Excerpts from an interface dataset:
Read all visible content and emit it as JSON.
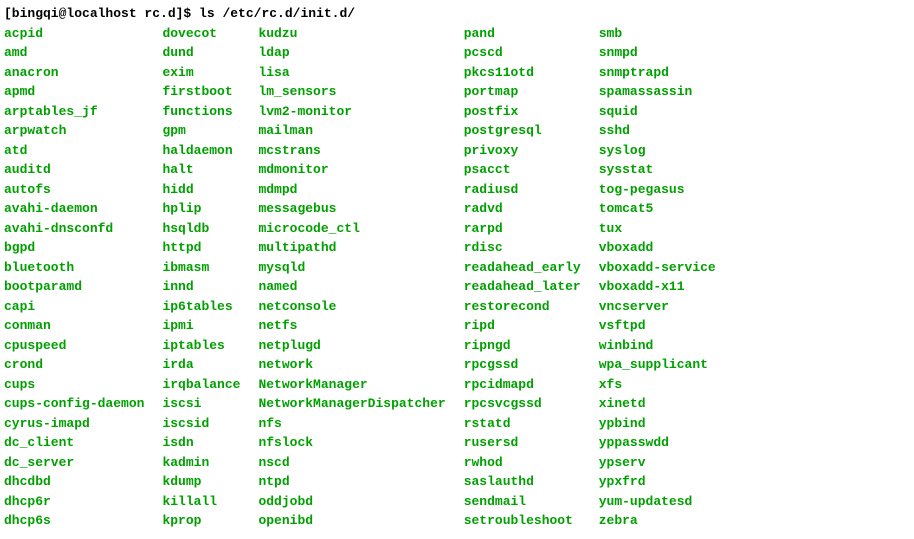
{
  "prompt": {
    "user_host": "[bingqi@localhost rc.d]$ ",
    "command": "ls /etc/rc.d/init.d/"
  },
  "columns": [
    [
      "acpid",
      "amd",
      "anacron",
      "apmd",
      "arptables_jf",
      "arpwatch",
      "atd",
      "auditd",
      "autofs",
      "avahi-daemon",
      "avahi-dnsconfd",
      "bgpd",
      "bluetooth",
      "bootparamd",
      "capi",
      "conman",
      "cpuspeed",
      "crond",
      "cups",
      "cups-config-daemon",
      "cyrus-imapd",
      "dc_client",
      "dc_server",
      "dhcdbd",
      "dhcp6r",
      "dhcp6s"
    ],
    [
      "dovecot",
      "dund",
      "exim",
      "firstboot",
      "functions",
      "gpm",
      "haldaemon",
      "halt",
      "hidd",
      "hplip",
      "hsqldb",
      "httpd",
      "ibmasm",
      "innd",
      "ip6tables",
      "ipmi",
      "iptables",
      "irda",
      "irqbalance",
      "iscsi",
      "iscsid",
      "isdn",
      "kadmin",
      "kdump",
      "killall",
      "kprop"
    ],
    [
      "kudzu",
      "ldap",
      "lisa",
      "lm_sensors",
      "lvm2-monitor",
      "mailman",
      "mcstrans",
      "mdmonitor",
      "mdmpd",
      "messagebus",
      "microcode_ctl",
      "multipathd",
      "mysqld",
      "named",
      "netconsole",
      "netfs",
      "netplugd",
      "network",
      "NetworkManager",
      "NetworkManagerDispatcher",
      "nfs",
      "nfslock",
      "nscd",
      "ntpd",
      "oddjobd",
      "openibd"
    ],
    [
      "pand",
      "pcscd",
      "pkcs11otd",
      "portmap",
      "postfix",
      "postgresql",
      "privoxy",
      "psacct",
      "radiusd",
      "radvd",
      "rarpd",
      "rdisc",
      "readahead_early",
      "readahead_later",
      "restorecond",
      "ripd",
      "ripngd",
      "rpcgssd",
      "rpcidmapd",
      "rpcsvcgssd",
      "rstatd",
      "rusersd",
      "rwhod",
      "saslauthd",
      "sendmail",
      "setroubleshoot"
    ],
    [
      "smb",
      "snmpd",
      "snmptrapd",
      "spamassassin",
      "squid",
      "sshd",
      "syslog",
      "sysstat",
      "tog-pegasus",
      "tomcat5",
      "tux",
      "vboxadd",
      "vboxadd-service",
      "vboxadd-x11",
      "vncserver",
      "vsftpd",
      "winbind",
      "wpa_supplicant",
      "xfs",
      "xinetd",
      "ypbind",
      "yppasswdd",
      "ypserv",
      "ypxfrd",
      "yum-updatesd",
      "zebra"
    ]
  ]
}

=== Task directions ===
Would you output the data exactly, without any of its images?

=== Exercise response ===
Read all visible content and emit it as JSON.
{
  "prompt": {
    "user_host": "[bingqi@localhost rc.d]$ ",
    "command": "ls /etc/rc.d/init.d/"
  },
  "columns": [
    [
      "acpid",
      "amd",
      "anacron",
      "apmd",
      "arptables_jf",
      "arpwatch",
      "atd",
      "auditd",
      "autofs",
      "avahi-daemon",
      "avahi-dnsconfd",
      "bgpd",
      "bluetooth",
      "bootparamd",
      "capi",
      "conman",
      "cpuspeed",
      "crond",
      "cups",
      "cups-config-daemon",
      "cyrus-imapd",
      "dc_client",
      "dc_server",
      "dhcdbd",
      "dhcp6r",
      "dhcp6s"
    ],
    [
      "dovecot",
      "dund",
      "exim",
      "firstboot",
      "functions",
      "gpm",
      "haldaemon",
      "halt",
      "hidd",
      "hplip",
      "hsqldb",
      "httpd",
      "ibmasm",
      "innd",
      "ip6tables",
      "ipmi",
      "iptables",
      "irda",
      "irqbalance",
      "iscsi",
      "iscsid",
      "isdn",
      "kadmin",
      "kdump",
      "killall",
      "kprop"
    ],
    [
      "kudzu",
      "ldap",
      "lisa",
      "lm_sensors",
      "lvm2-monitor",
      "mailman",
      "mcstrans",
      "mdmonitor",
      "mdmpd",
      "messagebus",
      "microcode_ctl",
      "multipathd",
      "mysqld",
      "named",
      "netconsole",
      "netfs",
      "netplugd",
      "network",
      "NetworkManager",
      "NetworkManagerDispatcher",
      "nfs",
      "nfslock",
      "nscd",
      "ntpd",
      "oddjobd",
      "openibd"
    ],
    [
      "pand",
      "pcscd",
      "pkcs11otd",
      "portmap",
      "postfix",
      "postgresql",
      "privoxy",
      "psacct",
      "radiusd",
      "radvd",
      "rarpd",
      "rdisc",
      "readahead_early",
      "readahead_later",
      "restorecond",
      "ripd",
      "ripngd",
      "rpcgssd",
      "rpcidmapd",
      "rpcsvcgssd",
      "rstatd",
      "rusersd",
      "rwhod",
      "saslauthd",
      "sendmail",
      "setroubleshoot"
    ],
    [
      "smb",
      "snmpd",
      "snmptrapd",
      "spamassassin",
      "squid",
      "sshd",
      "syslog",
      "sysstat",
      "tog-pegasus",
      "tomcat5",
      "tux",
      "vboxadd",
      "vboxadd-service",
      "vboxadd-x11",
      "vncserver",
      "vsftpd",
      "winbind",
      "wpa_supplicant",
      "xfs",
      "xinetd",
      "ypbind",
      "yppasswdd",
      "ypserv",
      "ypxfrd",
      "yum-updatesd",
      "zebra"
    ]
  ]
}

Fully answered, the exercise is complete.